Are TikTok sleuths serving to clear up the case?
The Gabby Petito case is the latest in social media crime for a true crime-obsessed generation on TikTok.
The hashtag #GabbyPetito has more than 500 million views in the short video app. And many TikTok creators share updates, including unconfirmed reports, screenshots of texts by amateur detectives about their theories and their own feelings about the case.
Some of the crowd sleuthing on social media has even resulted in leads.
Authorities found human remains that they believe are Petito near Grand Teton National Park in Wyoming. A second search for her fiancé and the only person of interest in the case, Brian Laundrie, was unsuccessful. FBI agents raided Petito and Laundrie’s Florida home on Monday.
►Gabby Petito Timeline:From road trip with Brian Laundrie to active crime investigation
►Gabby Petito’s body found:Finding Boyfriend Brian Laundrie Stands: What We Know
The two lived at his parents’ house in Florida before leaving Long Island for a week-long cross-country adventure in July.
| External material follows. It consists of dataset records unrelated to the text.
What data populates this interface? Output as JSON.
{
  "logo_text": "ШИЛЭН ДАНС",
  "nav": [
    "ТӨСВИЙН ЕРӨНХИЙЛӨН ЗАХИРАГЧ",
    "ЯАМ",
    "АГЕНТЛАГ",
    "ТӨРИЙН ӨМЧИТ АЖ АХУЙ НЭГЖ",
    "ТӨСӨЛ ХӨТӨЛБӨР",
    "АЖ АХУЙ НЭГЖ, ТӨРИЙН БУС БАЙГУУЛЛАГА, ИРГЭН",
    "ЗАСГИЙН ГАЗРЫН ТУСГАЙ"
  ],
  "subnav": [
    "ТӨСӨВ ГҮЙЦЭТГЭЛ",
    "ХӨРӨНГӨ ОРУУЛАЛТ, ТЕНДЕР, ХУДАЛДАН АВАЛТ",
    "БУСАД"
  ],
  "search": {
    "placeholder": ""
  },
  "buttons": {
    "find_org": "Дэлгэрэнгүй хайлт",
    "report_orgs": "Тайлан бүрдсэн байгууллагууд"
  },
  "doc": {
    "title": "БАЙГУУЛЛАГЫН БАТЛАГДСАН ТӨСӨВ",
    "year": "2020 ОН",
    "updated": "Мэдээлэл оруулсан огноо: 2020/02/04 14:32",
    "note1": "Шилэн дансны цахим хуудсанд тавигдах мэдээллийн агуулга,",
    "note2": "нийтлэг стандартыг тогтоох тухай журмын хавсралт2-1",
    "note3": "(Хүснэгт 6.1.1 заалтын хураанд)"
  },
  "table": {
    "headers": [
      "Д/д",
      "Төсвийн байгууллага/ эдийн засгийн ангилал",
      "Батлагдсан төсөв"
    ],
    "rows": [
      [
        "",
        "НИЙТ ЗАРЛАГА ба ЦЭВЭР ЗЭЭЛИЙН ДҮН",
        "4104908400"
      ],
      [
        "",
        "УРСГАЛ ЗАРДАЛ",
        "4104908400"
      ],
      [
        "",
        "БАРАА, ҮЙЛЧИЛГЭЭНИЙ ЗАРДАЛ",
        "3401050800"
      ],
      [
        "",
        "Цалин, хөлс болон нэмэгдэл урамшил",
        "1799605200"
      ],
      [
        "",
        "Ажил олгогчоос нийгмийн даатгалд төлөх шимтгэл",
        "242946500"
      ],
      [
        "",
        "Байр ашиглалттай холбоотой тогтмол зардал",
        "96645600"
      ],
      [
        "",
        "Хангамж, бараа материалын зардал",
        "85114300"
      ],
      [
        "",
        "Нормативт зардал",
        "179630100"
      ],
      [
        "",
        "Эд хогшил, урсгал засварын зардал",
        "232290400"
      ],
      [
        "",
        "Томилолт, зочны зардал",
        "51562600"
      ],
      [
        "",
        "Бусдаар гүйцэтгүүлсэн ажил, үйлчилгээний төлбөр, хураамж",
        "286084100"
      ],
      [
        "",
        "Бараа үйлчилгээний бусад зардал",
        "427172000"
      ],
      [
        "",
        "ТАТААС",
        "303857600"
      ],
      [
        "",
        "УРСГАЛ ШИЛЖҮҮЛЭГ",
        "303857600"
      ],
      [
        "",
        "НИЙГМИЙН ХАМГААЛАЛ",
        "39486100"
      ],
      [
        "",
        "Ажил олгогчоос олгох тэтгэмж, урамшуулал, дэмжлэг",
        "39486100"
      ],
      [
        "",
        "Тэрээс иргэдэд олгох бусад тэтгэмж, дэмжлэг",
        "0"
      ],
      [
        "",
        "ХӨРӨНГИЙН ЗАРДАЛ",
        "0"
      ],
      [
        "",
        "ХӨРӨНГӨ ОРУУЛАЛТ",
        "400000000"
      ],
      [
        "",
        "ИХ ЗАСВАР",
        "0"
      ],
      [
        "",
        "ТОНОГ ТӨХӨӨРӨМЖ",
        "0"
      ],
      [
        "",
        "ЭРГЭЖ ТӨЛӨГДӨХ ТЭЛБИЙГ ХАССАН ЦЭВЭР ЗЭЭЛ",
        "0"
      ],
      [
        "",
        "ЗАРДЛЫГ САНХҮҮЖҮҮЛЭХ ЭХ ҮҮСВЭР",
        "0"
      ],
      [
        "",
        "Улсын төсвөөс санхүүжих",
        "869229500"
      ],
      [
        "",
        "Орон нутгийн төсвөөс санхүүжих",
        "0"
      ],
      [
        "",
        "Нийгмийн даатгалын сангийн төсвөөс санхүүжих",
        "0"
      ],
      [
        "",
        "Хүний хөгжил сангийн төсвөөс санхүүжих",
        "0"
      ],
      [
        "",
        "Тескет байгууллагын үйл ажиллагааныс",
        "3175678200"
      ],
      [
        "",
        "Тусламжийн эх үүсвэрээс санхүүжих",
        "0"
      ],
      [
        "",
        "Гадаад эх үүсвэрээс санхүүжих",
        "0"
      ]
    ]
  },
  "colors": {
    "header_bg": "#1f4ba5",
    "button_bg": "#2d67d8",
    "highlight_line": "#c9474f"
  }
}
Laundrie, who returned to Florida alone on September 1, tightened the mystery by refusing to discuss Petito’s whereabouts with authorities and then disappeared himself last week.
Miranda Baker said in videos posted on TikTok that she and her boyfriend picked up Laundrie, who was hitchhiking, at Grand Teton Park on August 29th. She said they informed the police about the brief encounter.
Travel vloggers Jenn and Kyle Bethune said on Instagram they spotted Petito’s white van in GoPro footage they took while camping in late August. They shared the footage with the FBI before putting it online. The remains of Petito were believed to have been found near this point.
Jenn Bethune said she reviewed the footage after someone tagged her on a social media post calling on people who visited the national park on Aug. 27 to help investigators.
Teaming up on social media to play amateur detective can help investigators. It can also spread falsehood and speculation.
Social media users helped track down hundreds of people suspected of participating in the January 6 attack on the Capitol, but also mistakenly identified several people in the 2013 Boston Marathon bombing.
Petito, who wanted to document the overland trip on the couple’s YouTube channel, was a budding internet personality. She and Laundrie posted about their vanlife trips on TikTok, Instagram, and YouTube.
“A lot of people who follow (Petito) feel they have a personal interest in her because she was a part of their life when she told her stories and if it ends abruptly due to tragedy they want to help find out who did it. “Said Todd Shipley, president of the High Technology Crime Investigation Association.
But such a massive investigation into a missing person occupied by untrained volunteer investigators can create problems for law enforcement and investigators trying to sort through thousands of leads, Shipley said.
“You have to evaluate what is real and what is not, go through all of the information and determine what is of value,” he told USA TODAY. “With thousands of tips, it can be both valuable and overwhelming.”
A TikTok inventor, Jessica Dean, called for what she believed to be insensitive behavior when people investigated Petito’s disappearance on social media.
“Oh, you’ve never heard of Gabby Petito? Oh my god, girl, you’re missing out. This stuff is so good,” she said in her video, which has been viewed over half a million times. “I did a 28-part monetized series on my TikTok that went through every single detail, including their Spotify playlist. I just dig up every inch of this poor girl’s life for my own entertainment. “
Dean told BuzzFeed News that she felt she needed to raise her voice after experiencing true tragedy in high school. She lived in the same neighborhood as the girls convicted of the Slender Man stabbing in 2014 and knew everyone involved in the case.
Some TikTok users are “extremely insensitive,” said Dean.
“A lot of videos start with things like, ‘Omg, guys, we see a true crime episode play out in real life,’ or people who say, ‘I can’t wait to be part of the Netflix documentary’. “She said to BuzzFeed News. “‘Somebody should get the movie rights for it before someone else does.'”
As amateur detectives dismantle every scrap of visual evidence they come across, some wonder why other missing people’s cases don’t get the same amount of attention.
Accounts like Indigenous Women Hike on Instagram say missing colored people and indigenous people deserve just as much energy.
The Black and Missing Foundation and Missing and Murdered Indigenous People regularly share flyers asking for help finding missing people through social media.
A viral tweet on Sunday reminded the public to be on the lookout for another missing person, 24-year-old Daniel Robinson, a black geologist who was last seen on June 23 before going missing in the desert.
Featuring: John Bacon, Alex Connor, and Samantha Gholar Weires